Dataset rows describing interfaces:
== Segment start ==

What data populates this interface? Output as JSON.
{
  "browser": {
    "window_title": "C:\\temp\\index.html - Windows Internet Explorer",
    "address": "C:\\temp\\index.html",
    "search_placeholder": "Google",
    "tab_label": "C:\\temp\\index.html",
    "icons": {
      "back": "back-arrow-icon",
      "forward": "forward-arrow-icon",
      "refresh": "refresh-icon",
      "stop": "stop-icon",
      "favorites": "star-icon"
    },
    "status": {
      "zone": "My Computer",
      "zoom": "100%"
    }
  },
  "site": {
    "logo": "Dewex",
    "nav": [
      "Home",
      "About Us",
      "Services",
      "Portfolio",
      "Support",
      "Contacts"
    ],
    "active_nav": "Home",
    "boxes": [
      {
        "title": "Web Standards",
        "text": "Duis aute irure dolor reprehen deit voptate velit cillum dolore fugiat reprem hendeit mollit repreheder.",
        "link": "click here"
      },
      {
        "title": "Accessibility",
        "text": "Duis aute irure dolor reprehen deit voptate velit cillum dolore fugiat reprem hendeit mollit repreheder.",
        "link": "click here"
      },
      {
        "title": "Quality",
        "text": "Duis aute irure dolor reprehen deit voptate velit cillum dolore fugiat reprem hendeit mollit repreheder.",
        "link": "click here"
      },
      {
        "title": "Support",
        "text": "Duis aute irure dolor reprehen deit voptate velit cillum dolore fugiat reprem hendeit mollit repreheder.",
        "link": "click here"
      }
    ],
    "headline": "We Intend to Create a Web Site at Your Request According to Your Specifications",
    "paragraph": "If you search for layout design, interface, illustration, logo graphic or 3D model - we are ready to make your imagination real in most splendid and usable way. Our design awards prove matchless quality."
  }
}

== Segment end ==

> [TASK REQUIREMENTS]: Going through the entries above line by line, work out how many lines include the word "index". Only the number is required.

> [THE ANSWER]: 3